***** Extracted entries

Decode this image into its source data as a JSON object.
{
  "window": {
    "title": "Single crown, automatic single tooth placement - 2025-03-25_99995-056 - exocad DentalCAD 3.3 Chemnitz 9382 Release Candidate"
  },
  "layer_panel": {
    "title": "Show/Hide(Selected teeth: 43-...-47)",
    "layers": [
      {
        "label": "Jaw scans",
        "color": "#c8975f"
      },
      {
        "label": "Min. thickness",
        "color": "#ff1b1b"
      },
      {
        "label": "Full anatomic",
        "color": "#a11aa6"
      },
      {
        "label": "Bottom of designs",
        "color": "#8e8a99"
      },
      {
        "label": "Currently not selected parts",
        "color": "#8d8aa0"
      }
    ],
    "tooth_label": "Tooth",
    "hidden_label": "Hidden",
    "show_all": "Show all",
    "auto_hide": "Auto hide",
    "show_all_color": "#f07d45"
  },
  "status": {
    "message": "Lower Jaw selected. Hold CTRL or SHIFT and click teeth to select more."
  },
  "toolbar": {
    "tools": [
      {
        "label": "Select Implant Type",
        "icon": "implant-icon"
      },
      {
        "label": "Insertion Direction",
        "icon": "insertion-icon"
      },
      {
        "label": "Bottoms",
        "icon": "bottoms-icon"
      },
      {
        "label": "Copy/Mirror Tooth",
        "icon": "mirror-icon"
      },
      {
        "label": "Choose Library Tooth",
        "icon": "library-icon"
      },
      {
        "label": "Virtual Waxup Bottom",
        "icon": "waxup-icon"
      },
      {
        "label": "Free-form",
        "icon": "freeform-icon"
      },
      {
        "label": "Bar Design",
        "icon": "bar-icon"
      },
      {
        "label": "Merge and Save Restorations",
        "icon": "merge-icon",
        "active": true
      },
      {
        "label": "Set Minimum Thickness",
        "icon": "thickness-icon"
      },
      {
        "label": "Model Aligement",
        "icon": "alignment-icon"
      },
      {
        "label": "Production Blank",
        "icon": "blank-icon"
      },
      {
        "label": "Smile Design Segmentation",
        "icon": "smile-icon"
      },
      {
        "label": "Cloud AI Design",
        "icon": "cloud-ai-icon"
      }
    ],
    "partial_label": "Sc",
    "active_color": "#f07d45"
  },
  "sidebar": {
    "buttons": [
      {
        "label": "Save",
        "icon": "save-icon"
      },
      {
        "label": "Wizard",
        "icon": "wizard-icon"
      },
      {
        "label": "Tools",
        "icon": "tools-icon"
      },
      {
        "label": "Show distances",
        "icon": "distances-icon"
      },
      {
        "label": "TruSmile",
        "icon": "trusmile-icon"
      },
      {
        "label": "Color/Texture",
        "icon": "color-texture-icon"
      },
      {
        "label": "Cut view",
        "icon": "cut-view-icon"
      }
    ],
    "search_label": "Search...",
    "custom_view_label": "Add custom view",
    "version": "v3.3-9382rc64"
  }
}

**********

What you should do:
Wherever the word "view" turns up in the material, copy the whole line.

Reply:
        "label": "Cut view",
        "icon": "cut-view-icon"
    "custom_view_label": "Add custom view",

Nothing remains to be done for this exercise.